Reply with one number: the count of lines in the listing that contain the string "down".

##### Record excerpts #####

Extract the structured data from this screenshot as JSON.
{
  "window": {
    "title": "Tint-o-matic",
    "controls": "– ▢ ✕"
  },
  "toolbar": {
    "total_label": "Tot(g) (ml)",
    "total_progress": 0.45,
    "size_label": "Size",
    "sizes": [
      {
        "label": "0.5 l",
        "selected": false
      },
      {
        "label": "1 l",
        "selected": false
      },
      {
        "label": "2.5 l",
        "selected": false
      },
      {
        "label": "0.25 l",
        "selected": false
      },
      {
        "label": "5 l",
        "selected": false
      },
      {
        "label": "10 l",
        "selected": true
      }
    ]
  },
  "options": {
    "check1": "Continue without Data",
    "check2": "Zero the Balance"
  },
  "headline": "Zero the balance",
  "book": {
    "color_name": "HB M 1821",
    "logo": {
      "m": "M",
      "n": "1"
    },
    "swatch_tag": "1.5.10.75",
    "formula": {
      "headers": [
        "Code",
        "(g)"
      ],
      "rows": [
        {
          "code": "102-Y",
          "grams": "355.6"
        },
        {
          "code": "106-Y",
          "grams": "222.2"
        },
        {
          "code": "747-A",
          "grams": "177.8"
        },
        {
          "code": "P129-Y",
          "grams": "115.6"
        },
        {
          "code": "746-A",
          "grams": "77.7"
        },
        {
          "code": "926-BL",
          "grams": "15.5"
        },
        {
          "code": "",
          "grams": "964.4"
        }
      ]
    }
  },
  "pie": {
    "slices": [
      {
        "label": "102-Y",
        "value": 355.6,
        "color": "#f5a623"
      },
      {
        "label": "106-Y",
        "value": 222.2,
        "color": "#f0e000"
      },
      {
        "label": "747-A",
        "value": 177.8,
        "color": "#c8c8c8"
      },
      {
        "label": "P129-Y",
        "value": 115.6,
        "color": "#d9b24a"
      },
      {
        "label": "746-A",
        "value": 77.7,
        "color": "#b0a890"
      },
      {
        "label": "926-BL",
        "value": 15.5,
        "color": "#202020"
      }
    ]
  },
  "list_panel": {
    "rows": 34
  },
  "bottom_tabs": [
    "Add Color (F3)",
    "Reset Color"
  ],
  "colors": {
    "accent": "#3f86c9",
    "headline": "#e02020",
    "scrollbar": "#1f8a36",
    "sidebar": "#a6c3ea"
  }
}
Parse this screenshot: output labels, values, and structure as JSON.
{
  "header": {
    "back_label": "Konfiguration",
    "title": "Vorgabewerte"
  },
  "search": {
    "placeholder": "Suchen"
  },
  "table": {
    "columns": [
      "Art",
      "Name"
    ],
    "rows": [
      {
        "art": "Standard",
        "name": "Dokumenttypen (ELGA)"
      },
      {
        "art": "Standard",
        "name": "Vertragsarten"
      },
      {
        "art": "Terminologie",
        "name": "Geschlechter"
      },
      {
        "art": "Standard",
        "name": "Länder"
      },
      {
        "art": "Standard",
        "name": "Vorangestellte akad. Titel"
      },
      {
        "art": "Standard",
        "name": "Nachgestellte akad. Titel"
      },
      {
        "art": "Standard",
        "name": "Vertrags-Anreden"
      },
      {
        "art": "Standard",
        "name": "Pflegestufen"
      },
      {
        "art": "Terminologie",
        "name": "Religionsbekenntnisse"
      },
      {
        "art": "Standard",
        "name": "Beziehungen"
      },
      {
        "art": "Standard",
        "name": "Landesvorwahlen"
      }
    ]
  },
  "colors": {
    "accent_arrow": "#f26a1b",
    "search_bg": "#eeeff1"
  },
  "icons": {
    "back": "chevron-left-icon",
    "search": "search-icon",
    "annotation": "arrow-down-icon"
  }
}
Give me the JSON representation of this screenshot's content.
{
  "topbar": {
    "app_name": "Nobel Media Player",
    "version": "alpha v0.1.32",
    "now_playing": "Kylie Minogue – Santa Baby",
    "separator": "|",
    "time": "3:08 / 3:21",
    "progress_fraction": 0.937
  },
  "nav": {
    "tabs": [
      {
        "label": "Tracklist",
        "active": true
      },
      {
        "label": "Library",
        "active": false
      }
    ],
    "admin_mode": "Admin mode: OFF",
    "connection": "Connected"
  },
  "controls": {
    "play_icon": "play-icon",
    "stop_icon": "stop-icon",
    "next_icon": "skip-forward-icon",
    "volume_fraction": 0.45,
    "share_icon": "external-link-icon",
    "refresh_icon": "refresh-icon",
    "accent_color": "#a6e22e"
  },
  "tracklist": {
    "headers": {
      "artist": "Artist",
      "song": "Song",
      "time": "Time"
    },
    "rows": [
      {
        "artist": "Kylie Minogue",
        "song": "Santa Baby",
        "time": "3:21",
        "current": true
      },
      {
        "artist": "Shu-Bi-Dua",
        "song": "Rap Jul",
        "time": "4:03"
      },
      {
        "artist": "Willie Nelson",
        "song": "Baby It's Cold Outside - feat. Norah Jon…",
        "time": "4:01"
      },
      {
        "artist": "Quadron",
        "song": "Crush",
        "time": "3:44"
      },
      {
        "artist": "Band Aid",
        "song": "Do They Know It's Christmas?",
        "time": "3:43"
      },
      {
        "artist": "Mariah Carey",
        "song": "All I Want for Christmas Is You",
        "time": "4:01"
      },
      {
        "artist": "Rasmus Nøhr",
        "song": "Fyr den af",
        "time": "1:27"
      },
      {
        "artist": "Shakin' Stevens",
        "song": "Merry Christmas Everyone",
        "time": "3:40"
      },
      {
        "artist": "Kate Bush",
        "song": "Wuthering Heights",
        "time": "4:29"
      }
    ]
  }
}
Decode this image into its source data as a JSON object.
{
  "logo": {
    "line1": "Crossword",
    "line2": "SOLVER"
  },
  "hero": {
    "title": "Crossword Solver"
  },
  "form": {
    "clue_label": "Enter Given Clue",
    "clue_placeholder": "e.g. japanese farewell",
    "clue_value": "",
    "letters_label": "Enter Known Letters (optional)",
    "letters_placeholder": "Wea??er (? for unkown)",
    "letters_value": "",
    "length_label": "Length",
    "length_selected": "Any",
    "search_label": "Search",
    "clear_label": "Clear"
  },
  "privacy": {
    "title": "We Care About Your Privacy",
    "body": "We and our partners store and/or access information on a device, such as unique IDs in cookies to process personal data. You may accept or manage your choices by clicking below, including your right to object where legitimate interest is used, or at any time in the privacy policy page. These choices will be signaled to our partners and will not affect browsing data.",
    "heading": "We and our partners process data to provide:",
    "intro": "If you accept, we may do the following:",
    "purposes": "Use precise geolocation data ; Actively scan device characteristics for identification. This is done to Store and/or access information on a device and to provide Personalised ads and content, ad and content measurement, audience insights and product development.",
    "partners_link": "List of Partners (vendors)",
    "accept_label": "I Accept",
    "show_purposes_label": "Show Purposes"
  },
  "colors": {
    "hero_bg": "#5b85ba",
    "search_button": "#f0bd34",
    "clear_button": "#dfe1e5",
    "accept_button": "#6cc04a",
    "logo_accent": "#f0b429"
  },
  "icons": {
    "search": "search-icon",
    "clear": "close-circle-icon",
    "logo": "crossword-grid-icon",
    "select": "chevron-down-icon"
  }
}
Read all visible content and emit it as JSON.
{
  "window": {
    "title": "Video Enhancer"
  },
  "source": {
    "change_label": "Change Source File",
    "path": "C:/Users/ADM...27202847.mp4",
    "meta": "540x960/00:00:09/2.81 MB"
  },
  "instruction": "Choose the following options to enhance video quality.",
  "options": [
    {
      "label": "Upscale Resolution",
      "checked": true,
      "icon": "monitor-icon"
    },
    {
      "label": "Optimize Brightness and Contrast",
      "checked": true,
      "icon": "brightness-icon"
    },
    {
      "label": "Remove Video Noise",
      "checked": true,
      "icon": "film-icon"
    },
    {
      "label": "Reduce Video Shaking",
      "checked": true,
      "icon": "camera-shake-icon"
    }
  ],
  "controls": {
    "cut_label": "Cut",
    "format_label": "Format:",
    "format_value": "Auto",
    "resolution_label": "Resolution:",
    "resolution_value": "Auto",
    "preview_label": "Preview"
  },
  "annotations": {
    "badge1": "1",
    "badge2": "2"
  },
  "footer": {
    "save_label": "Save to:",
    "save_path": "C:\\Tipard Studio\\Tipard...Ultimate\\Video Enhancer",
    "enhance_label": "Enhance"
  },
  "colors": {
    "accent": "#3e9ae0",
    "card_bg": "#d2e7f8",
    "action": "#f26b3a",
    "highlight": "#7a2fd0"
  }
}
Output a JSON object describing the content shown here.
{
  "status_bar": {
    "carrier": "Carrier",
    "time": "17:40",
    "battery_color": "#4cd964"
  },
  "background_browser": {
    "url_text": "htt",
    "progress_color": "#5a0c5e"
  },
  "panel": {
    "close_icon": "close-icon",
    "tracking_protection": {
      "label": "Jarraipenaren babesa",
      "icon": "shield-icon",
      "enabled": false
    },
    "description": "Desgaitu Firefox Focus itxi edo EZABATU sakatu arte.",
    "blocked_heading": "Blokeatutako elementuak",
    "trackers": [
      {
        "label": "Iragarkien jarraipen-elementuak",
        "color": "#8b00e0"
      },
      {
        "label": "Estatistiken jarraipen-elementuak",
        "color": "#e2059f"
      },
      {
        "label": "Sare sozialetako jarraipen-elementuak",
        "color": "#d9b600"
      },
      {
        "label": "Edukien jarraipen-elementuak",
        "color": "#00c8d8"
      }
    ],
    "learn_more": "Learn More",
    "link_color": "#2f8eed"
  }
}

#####

Task solution:
2